# Material for this task:
..............................
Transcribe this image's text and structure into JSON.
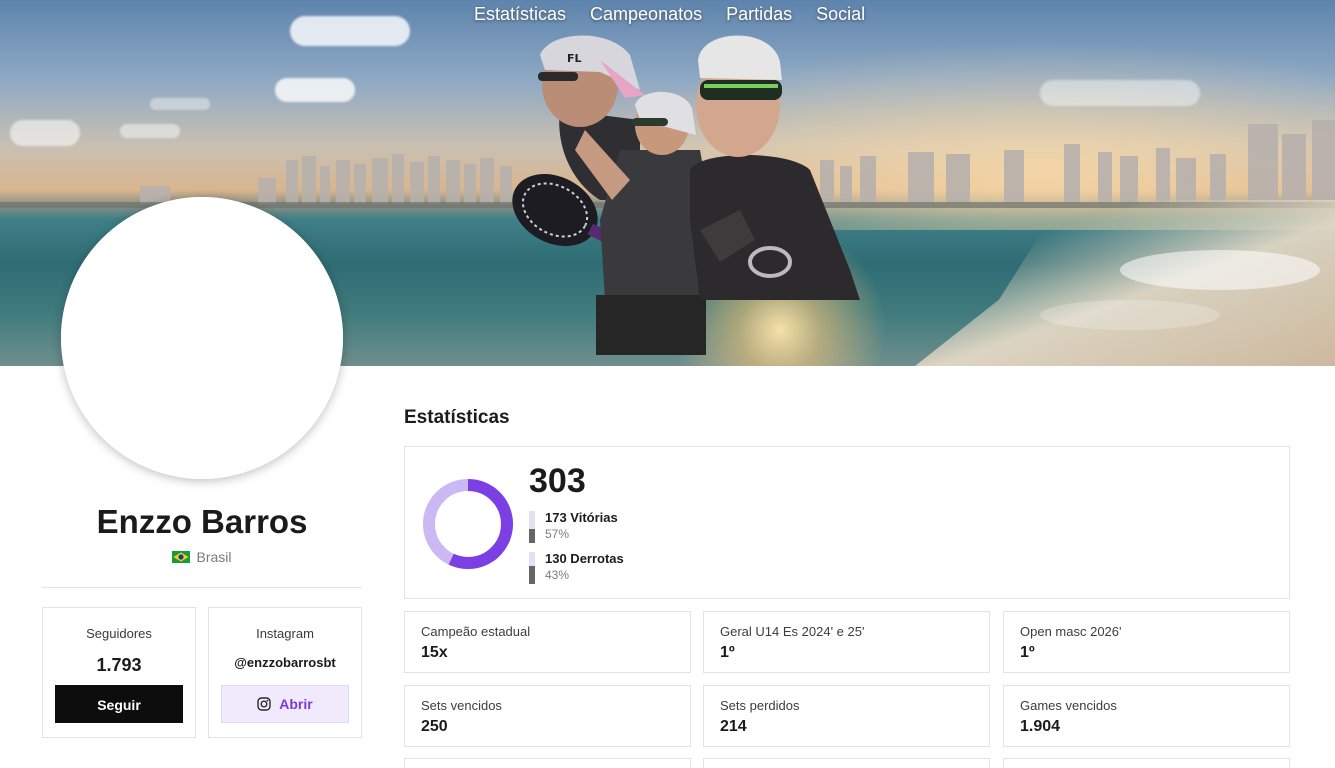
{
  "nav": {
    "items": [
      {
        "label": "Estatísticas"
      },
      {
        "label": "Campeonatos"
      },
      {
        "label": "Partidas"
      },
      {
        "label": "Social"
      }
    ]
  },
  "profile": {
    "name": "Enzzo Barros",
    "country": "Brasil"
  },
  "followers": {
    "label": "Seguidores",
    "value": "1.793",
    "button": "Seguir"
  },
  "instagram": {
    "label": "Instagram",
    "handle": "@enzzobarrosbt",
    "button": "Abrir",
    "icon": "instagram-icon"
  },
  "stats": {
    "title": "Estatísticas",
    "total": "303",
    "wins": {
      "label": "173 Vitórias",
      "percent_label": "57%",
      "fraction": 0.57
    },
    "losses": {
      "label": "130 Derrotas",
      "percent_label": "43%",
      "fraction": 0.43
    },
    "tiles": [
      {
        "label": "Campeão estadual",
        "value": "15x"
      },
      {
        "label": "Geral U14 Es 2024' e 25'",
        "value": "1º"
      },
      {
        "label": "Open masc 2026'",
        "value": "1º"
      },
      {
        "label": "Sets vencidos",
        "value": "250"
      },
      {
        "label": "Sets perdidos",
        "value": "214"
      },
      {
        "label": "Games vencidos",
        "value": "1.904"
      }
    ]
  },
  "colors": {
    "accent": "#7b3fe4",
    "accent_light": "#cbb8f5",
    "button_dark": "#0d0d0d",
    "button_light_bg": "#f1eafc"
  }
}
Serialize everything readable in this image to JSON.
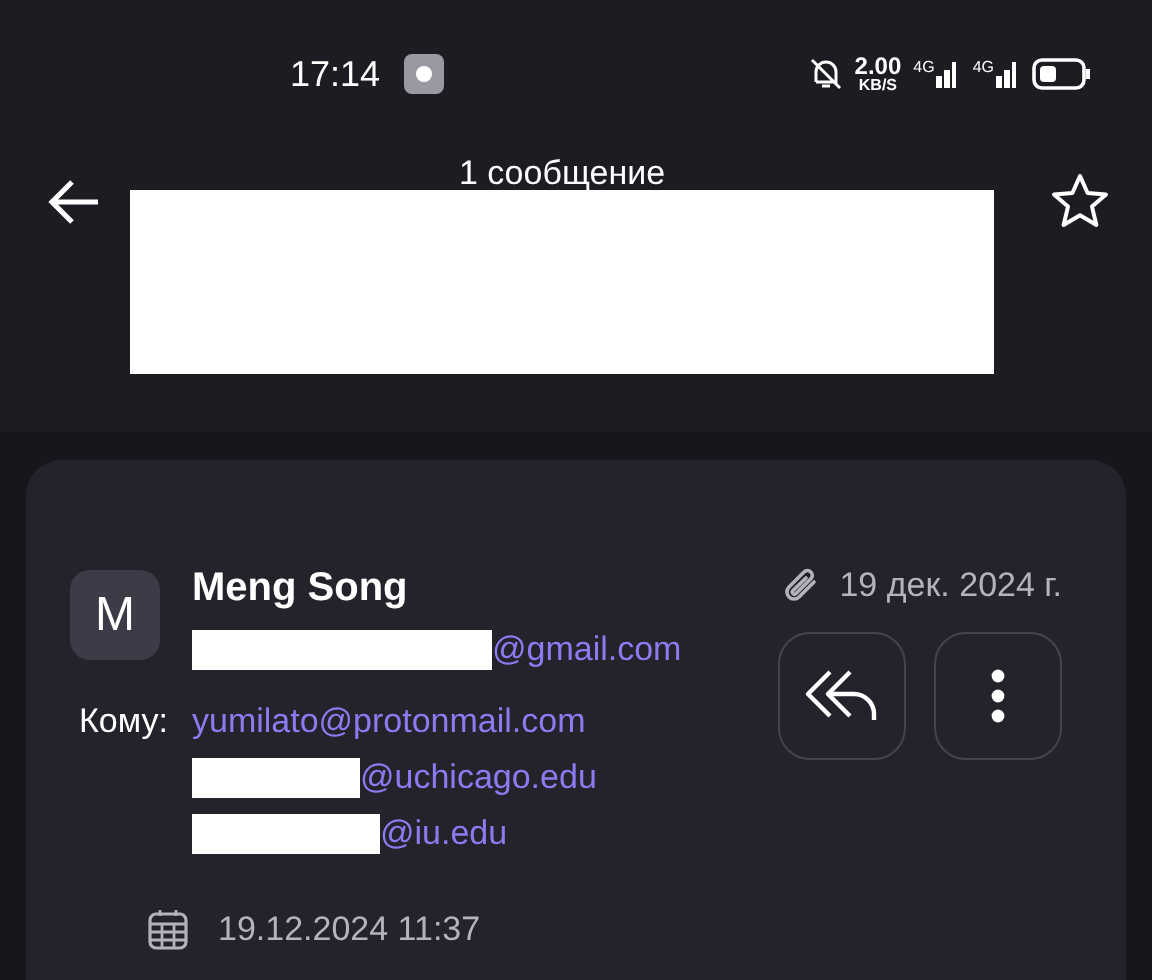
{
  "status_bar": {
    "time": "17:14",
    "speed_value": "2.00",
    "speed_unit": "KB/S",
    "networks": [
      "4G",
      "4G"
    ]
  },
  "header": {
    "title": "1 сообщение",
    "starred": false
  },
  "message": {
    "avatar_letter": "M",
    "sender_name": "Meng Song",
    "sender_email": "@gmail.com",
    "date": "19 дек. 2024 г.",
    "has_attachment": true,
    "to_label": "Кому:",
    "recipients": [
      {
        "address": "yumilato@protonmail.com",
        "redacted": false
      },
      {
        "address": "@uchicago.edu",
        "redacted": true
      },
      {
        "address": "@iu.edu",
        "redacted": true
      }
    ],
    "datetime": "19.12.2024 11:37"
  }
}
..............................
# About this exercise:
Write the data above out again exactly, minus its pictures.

# Answer:
Transcribe this image's text and structure into JSON.
{
  "nav": {
    "items": [
      {
        "label": "Estatísticas"
      },
      {
        "label": "Campeonatos"
      },
      {
        "label": "Partidas"
      },
      {
        "label": "Social"
      }
    ]
  },
  "profile": {
    "name": "Enzzo Barros",
    "country": "Brasil"
  },
  "followers": {
    "label": "Seguidores",
    "value": "1.793",
    "button": "Seguir"
  },
  "instagram": {
    "label": "Instagram",
    "handle": "@enzzobarrosbt",
    "button": "Abrir",
    "icon": "instagram-icon"
  },
  "stats": {
    "title": "Estatísticas",
    "total": "303",
    "wins": {
      "label": "173 Vitórias",
      "percent_label": "57%",
      "fraction": 0.57
    },
    "losses": {
      "label": "130 Derrotas",
      "percent_label": "43%",
      "fraction": 0.43
    },
    "tiles": [
      {
        "label": "Campeão estadual",
        "value": "15x"
      },
      {
        "label": "Geral U14 Es 2024' e 25'",
        "value": "1º"
      },
      {
        "label": "Open masc 2026'",
        "value": "1º"
      },
      {
        "label": "Sets vencidos",
        "value": "250"
      },
      {
        "label": "Sets perdidos",
        "value": "214"
      },
      {
        "label": "Games vencidos",
        "value": "1.904"
      }
    ]
  },
  "colors": {
    "accent": "#7b3fe4",
    "accent_light": "#cbb8f5",
    "button_dark": "#0d0d0d",
    "button_light_bg": "#f1eafc"
  }
}
Serialize everything readable in this image to JSON.
{
  "status_bar": {
    "time": "17:14",
    "speed_value": "2.00",
    "speed_unit": "KB/S",
    "networks": [
      "4G",
      "4G"
    ]
  },
  "header": {
    "title": "1 сообщение",
    "starred": false
  },
  "message": {
    "avatar_letter": "M",
    "sender_name": "Meng Song",
    "sender_email": "@gmail.com",
    "date": "19 дек. 2024 г.",
    "has_attachment": true,
    "to_label": "Кому:",
    "recipients": [
      {
        "address": "yumilato@protonmail.com",
        "redacted": false
      },
      {
        "address": "@uchicago.edu",
        "redacted": true
      },
      {
        "address": "@iu.edu",
        "redacted": true
      }
    ],
    "datetime": "19.12.2024 11:37"
  }
}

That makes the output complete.